Students will discuss what they see and write their observations in their social studies notebook.

Week Two: Identify the seven continents and oceans on the globe, Google Earth, atlas and a map. Label a map with continents and oceans.

Week Three: Show images or video clips of the physical characteristics of land (grasslands, rain forests. etc). Use A Walk in the Desert, and Rain Forests from Unit 1 Week 4 Reading Street to identify land forms. Create an anchor chart.

Week Four: Using a resource such as a map or a non fiction text, have children identify the boundaries of North America and South America, the oceans, rivers, and landforms. Use the the Geographer's Notebook page below or have students create the page in their social studies notebook. Allot 10 minutes at the end of the lesson for children to turn and talk.

Week Five: Using a resource more closely, have children identify the boundaries of Europe and Asia,
the oceans, rivers, and landforms. Use the the Geographer's Notebook page below or have students create the page in their social studies notebook. Allot 10 minutes at the end of the lesson for children to turn and talk.

Week Six: Using a resource more closely, have children identify the boundaries of Africa the oceans, rivers, and landforms. Use the the Geographer's Notebook page below or have students create the page in their social studies notebook. Allot 10 minutes at the end of the lesson for children to turn and talk.

Week Seven: Using a resource more closely, have children identify the boundaries of Asia, the oceans, rivers, and landforms. Use the the Geographer's Notebook page below or have students create the page in their social studies notebook.

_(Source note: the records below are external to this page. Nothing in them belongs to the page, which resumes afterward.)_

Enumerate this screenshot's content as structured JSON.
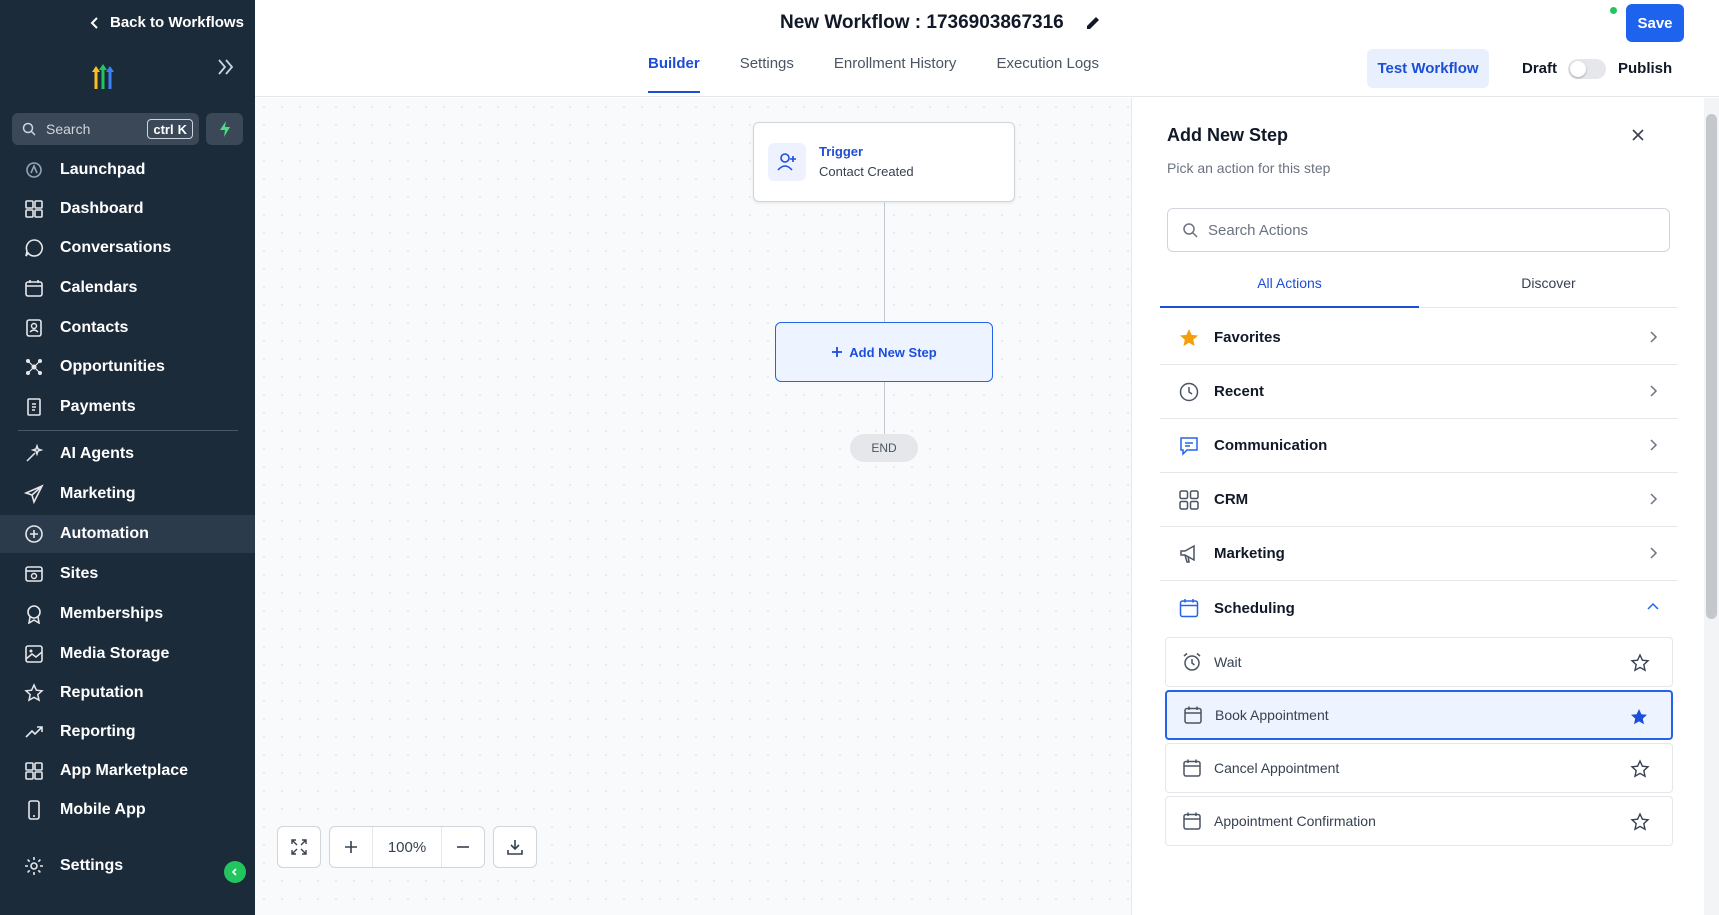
{
  "sidebar": {
    "back_label": "Back to Workflows",
    "search_placeholder": "Search",
    "search_kbd_ctrl": "ctrl",
    "search_kbd_key": "K",
    "items": [
      {
        "label": "Launchpad",
        "icon": "launchpad-icon"
      },
      {
        "label": "Dashboard",
        "icon": "dashboard-icon"
      },
      {
        "label": "Conversations",
        "icon": "chat-icon"
      },
      {
        "label": "Calendars",
        "icon": "calendar-icon"
      },
      {
        "label": "Contacts",
        "icon": "contacts-icon"
      },
      {
        "label": "Opportunities",
        "icon": "opportunities-icon"
      },
      {
        "label": "Payments",
        "icon": "payments-icon"
      },
      {
        "label": "AI Agents",
        "icon": "ai-agents-icon"
      },
      {
        "label": "Marketing",
        "icon": "send-icon"
      },
      {
        "label": "Automation",
        "icon": "automation-icon"
      },
      {
        "label": "Sites",
        "icon": "sites-icon"
      },
      {
        "label": "Memberships",
        "icon": "memberships-icon"
      },
      {
        "label": "Media Storage",
        "icon": "image-icon"
      },
      {
        "label": "Reputation",
        "icon": "star-icon"
      },
      {
        "label": "Reporting",
        "icon": "reporting-icon"
      },
      {
        "label": "App Marketplace",
        "icon": "apps-icon"
      },
      {
        "label": "Mobile App",
        "icon": "mobile-icon"
      },
      {
        "label": "Settings",
        "icon": "gear-icon"
      }
    ],
    "active_item": "Automation"
  },
  "header": {
    "title": "New Workflow : 1736903867316",
    "tabs": [
      "Builder",
      "Settings",
      "Enrollment History",
      "Execution Logs"
    ],
    "active_tab": "Builder",
    "test_label": "Test Workflow",
    "draft_label": "Draft",
    "publish_label": "Publish",
    "save_label": "Save"
  },
  "canvas": {
    "trigger_title": "Trigger",
    "trigger_subtitle": "Contact Created",
    "add_step_label": "Add New Step",
    "end_label": "END",
    "zoom": "100%"
  },
  "panel": {
    "title": "Add New Step",
    "subtitle": "Pick an action for this step",
    "search_placeholder": "Search Actions",
    "tabs": [
      "All Actions",
      "Discover"
    ],
    "categories": [
      {
        "label": "Favorites",
        "icon": "star-filled-icon"
      },
      {
        "label": "Recent",
        "icon": "clock-icon"
      },
      {
        "label": "Communication",
        "icon": "message-icon"
      },
      {
        "label": "CRM",
        "icon": "grid-icon"
      },
      {
        "label": "Marketing",
        "icon": "megaphone-icon"
      },
      {
        "label": "Scheduling",
        "icon": "calendar-icon"
      }
    ],
    "scheduling_items": [
      {
        "label": "Wait",
        "icon": "alarm-icon",
        "favorite": false
      },
      {
        "label": "Book Appointment",
        "icon": "calendar-icon",
        "favorite": true
      },
      {
        "label": "Cancel Appointment",
        "icon": "calendar-icon",
        "favorite": false
      },
      {
        "label": "Appointment Confirmation",
        "icon": "calendar-icon",
        "favorite": false
      }
    ]
  },
  "colors": {
    "sidebar_bg": "#1c2b3a",
    "accent": "#1d63ed",
    "favorite_star": "#f59e0b"
  }
}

Allot 10 minutes at the end of the lesson for children to turn and talk.

Week Eight: Using a resource more closely, have children identify the boundaries of Australia and Antarctica, the oceans, rivers, and landforms. Use the Geographer's Notebook page below or have children create their own in their social studies notebook comparing the two continents.

Week Nine: Review the characteristics of non fiction text. Create 7 groups and assign a continent for each group to research. Assign a topic to each child. As they begin their research, each group can fill in a RAN chart (see below). Students can use the resources available and their social studies notebook to complete the "Travel the Seven Continents" graphic organizer below.



Weeks Ten and Eleven: Display National Geographic magazines and Social Studies Weekly magazines (weeks 12-14) at tables. Have children look through them and create an anchor chart with what they see (headings, diagrams, labels etc.) Students will spend the next week creating their own magazine. Each group will present their magazine at the end.

Week Twelve: Complete performance task (make maps and present).
Students answer the same question from Week 1 in their notebooks to compare their growth. As a group, have a social studies talk.

Atlas Teacher's Guide:

Activity Guide:
Resources
Digital: Continent Overview


Print:

Media: